━━ Input material
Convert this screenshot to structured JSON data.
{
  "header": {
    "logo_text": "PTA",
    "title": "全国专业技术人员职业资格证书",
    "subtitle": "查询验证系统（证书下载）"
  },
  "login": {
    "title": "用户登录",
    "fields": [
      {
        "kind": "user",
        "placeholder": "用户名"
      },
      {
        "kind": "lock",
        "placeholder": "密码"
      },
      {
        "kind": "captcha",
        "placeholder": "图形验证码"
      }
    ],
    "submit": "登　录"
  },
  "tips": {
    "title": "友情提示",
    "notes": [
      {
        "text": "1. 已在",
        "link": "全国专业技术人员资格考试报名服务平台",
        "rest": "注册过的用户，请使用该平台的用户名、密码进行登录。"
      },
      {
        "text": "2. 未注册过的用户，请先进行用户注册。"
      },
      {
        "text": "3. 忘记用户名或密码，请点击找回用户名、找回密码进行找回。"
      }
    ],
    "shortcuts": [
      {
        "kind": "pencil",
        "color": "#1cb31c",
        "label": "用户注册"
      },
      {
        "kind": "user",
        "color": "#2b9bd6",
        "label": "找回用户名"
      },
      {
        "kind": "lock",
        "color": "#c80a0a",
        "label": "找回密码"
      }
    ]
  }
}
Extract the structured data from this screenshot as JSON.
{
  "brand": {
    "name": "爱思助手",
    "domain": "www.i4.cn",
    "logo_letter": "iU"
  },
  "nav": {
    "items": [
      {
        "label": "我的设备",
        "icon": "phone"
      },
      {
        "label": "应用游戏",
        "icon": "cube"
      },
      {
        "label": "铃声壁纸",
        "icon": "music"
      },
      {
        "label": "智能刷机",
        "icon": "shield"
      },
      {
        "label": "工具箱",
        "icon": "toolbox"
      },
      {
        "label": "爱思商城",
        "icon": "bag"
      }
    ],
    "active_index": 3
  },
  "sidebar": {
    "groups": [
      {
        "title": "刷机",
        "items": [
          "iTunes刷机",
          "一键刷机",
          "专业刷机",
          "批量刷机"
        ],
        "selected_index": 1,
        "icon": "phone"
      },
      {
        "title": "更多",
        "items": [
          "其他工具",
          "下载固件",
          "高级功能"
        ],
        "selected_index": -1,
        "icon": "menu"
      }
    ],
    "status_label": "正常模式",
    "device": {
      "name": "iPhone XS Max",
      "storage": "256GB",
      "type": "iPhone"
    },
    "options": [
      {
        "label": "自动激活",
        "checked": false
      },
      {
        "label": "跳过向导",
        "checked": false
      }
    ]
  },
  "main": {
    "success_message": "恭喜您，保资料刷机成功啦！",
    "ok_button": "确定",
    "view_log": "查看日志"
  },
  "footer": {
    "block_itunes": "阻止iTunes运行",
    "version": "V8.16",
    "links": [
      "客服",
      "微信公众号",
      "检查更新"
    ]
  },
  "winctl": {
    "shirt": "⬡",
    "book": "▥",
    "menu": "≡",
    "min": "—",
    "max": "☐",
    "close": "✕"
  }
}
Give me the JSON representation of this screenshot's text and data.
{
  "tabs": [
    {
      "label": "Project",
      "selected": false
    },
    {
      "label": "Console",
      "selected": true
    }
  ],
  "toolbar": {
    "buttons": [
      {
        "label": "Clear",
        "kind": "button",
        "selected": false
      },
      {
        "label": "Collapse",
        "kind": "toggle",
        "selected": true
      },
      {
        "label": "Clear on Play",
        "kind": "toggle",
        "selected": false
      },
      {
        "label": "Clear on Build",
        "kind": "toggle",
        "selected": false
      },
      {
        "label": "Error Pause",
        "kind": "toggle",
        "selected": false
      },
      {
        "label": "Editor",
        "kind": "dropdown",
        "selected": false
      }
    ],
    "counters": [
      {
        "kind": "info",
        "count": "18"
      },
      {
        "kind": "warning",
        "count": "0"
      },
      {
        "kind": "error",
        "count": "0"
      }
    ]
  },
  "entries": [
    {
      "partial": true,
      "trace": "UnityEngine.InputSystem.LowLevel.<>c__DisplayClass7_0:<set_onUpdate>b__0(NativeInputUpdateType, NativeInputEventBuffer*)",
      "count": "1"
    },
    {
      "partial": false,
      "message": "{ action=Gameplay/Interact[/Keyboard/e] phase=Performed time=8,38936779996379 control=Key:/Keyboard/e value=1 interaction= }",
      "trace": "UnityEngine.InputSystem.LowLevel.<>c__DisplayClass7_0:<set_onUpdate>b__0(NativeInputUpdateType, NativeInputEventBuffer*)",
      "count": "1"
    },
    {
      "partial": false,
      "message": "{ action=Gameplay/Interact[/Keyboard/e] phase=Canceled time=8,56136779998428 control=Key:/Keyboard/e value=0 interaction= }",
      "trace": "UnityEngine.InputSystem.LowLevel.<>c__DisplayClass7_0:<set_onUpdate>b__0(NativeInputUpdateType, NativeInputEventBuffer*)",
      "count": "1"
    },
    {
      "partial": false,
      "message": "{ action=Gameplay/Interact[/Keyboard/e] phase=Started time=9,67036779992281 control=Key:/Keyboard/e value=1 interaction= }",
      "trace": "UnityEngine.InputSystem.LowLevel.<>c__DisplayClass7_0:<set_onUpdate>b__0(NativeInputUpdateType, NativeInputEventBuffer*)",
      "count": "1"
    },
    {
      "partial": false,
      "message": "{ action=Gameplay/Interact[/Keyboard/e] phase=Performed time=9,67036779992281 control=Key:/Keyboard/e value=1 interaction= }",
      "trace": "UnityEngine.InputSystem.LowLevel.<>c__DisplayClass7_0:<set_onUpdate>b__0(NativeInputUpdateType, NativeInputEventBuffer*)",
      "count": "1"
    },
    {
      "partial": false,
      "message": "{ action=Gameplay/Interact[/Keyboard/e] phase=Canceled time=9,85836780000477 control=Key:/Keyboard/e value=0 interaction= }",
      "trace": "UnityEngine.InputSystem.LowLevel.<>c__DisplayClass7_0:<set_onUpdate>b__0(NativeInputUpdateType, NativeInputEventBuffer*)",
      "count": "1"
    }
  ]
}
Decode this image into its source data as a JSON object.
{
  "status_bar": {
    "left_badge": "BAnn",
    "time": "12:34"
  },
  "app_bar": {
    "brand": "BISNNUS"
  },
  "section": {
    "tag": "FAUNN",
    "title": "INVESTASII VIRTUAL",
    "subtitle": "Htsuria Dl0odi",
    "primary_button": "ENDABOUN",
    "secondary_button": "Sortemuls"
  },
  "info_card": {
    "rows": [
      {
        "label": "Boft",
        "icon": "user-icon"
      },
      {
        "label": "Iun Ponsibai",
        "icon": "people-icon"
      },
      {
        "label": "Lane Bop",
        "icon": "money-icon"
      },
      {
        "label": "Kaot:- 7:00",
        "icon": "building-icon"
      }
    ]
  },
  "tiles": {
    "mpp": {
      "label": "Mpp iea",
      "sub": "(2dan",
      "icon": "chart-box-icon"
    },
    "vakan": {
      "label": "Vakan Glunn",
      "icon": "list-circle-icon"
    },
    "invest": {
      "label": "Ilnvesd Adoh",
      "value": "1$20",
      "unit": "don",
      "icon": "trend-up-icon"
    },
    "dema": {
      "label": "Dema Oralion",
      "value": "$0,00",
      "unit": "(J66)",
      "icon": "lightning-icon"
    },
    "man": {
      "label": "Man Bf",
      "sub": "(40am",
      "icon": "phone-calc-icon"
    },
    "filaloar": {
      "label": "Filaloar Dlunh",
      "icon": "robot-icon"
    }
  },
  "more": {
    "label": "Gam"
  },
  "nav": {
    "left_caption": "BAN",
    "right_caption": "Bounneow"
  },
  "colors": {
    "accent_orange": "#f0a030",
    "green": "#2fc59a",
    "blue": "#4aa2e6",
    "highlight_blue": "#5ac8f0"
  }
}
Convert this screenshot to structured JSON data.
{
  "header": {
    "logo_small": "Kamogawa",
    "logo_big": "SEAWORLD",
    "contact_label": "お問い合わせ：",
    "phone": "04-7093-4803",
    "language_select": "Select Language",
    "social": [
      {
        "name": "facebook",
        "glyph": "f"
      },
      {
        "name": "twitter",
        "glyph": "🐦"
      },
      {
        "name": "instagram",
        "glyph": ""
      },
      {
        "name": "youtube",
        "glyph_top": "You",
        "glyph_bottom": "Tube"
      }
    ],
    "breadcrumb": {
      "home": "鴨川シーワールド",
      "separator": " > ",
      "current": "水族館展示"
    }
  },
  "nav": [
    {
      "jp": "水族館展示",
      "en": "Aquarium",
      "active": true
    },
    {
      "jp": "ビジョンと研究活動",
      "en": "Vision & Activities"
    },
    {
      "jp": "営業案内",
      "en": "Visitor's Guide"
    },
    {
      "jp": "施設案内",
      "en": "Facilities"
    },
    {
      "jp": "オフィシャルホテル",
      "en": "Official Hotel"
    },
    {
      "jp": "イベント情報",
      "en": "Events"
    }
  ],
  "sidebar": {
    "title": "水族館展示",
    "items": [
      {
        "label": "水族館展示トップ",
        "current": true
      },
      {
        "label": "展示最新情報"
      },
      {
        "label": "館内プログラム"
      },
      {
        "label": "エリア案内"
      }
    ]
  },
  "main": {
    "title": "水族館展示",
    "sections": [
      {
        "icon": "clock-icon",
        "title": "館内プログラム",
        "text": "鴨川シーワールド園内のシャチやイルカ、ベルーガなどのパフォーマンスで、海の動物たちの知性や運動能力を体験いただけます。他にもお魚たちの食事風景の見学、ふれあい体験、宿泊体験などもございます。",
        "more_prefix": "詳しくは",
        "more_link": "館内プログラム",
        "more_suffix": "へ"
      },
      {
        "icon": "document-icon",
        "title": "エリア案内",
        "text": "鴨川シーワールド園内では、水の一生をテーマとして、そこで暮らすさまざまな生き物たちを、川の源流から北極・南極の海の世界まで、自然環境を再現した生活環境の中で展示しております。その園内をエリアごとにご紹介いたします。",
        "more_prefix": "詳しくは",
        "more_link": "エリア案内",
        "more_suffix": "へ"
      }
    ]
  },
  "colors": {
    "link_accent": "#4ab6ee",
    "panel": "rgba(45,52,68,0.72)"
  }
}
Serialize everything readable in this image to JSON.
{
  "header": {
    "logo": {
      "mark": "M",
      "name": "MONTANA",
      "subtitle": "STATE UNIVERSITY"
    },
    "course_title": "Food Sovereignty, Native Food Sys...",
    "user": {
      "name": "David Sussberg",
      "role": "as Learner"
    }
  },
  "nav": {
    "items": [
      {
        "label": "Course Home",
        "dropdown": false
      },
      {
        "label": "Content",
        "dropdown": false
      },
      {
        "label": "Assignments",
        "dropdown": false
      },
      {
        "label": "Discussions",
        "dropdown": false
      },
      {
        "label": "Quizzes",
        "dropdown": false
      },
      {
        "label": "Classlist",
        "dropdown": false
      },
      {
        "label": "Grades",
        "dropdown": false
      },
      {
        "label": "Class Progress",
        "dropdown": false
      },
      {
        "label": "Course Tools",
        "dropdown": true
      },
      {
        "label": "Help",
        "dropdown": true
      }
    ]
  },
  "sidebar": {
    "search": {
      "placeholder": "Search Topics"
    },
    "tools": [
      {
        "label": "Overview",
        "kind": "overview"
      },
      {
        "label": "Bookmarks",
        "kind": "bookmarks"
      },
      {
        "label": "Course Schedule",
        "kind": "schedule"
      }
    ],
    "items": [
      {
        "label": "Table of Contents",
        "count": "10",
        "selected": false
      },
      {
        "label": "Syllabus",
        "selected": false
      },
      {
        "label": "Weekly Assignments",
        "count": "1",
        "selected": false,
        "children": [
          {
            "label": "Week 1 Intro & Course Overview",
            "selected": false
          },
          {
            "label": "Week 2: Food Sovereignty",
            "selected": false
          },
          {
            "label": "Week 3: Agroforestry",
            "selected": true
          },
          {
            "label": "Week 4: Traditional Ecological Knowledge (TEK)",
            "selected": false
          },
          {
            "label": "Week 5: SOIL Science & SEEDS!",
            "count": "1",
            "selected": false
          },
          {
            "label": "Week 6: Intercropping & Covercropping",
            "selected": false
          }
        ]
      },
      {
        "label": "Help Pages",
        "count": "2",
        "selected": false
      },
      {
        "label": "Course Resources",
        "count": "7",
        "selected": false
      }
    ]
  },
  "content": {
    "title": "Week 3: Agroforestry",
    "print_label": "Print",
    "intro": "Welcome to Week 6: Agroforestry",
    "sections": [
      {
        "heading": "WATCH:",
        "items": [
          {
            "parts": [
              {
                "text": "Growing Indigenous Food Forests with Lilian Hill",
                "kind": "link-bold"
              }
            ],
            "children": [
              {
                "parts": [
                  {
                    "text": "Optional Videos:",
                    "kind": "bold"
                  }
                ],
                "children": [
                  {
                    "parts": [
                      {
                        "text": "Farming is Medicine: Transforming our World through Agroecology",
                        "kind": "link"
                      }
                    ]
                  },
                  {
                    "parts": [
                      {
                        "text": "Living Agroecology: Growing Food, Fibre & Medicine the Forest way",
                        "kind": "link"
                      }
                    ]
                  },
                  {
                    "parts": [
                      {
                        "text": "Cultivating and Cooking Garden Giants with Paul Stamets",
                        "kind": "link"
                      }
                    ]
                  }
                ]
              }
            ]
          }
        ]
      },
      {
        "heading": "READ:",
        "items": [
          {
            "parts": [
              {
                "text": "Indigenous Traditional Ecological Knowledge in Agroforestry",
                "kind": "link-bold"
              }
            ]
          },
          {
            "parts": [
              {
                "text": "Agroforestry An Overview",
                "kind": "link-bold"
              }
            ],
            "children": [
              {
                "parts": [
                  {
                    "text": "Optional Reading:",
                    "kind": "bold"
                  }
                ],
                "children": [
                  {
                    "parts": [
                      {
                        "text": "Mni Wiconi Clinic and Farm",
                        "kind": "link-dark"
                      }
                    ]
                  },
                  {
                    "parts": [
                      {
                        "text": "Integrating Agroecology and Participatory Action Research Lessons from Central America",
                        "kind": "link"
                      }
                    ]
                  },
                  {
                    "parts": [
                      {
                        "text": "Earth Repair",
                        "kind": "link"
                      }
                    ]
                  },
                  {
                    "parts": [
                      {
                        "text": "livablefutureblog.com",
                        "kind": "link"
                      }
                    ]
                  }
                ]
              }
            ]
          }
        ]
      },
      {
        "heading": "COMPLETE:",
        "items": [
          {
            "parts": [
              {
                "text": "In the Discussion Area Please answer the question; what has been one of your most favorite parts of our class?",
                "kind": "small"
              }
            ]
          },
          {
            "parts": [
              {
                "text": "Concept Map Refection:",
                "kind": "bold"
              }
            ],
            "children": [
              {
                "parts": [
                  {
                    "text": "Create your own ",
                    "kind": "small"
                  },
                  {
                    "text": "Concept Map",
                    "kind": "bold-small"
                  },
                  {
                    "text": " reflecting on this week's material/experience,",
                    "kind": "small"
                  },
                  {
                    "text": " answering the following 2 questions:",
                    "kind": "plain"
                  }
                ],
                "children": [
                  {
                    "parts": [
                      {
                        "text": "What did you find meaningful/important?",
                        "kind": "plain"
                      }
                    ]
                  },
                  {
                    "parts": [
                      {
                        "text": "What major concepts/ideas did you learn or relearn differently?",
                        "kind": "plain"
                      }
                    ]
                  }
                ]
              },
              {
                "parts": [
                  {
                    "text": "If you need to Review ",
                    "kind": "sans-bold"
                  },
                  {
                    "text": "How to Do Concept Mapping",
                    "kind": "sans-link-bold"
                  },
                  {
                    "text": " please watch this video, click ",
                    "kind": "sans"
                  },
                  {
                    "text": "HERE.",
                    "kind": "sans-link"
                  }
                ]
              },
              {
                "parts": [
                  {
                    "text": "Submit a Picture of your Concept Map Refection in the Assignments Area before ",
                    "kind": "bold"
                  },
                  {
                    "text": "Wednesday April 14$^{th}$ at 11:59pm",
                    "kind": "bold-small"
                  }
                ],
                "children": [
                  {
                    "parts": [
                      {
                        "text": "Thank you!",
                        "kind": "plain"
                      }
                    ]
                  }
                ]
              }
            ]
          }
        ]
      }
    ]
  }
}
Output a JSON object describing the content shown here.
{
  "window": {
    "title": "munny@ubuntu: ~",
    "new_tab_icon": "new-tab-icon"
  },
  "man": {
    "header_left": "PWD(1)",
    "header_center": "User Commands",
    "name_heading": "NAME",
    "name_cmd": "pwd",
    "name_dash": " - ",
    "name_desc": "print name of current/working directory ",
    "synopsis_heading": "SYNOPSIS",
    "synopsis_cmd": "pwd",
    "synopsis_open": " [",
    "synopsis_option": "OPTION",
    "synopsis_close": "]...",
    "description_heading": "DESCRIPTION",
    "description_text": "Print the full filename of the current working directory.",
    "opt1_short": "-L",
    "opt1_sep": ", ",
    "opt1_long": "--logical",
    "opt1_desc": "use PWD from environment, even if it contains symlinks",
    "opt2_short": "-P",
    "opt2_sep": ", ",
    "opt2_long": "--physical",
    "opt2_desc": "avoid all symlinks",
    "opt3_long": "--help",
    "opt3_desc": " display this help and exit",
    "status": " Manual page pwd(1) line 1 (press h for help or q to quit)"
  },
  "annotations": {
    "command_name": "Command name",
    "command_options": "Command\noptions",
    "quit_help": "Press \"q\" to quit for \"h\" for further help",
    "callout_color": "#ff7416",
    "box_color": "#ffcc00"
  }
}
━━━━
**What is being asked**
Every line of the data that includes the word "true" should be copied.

**Response to the exercise**
      "selected": true
        "selected": true
      "partial": true,
      "active": true
        "current": true
        "dropdown": true
        "dropdown": true
            "selected": true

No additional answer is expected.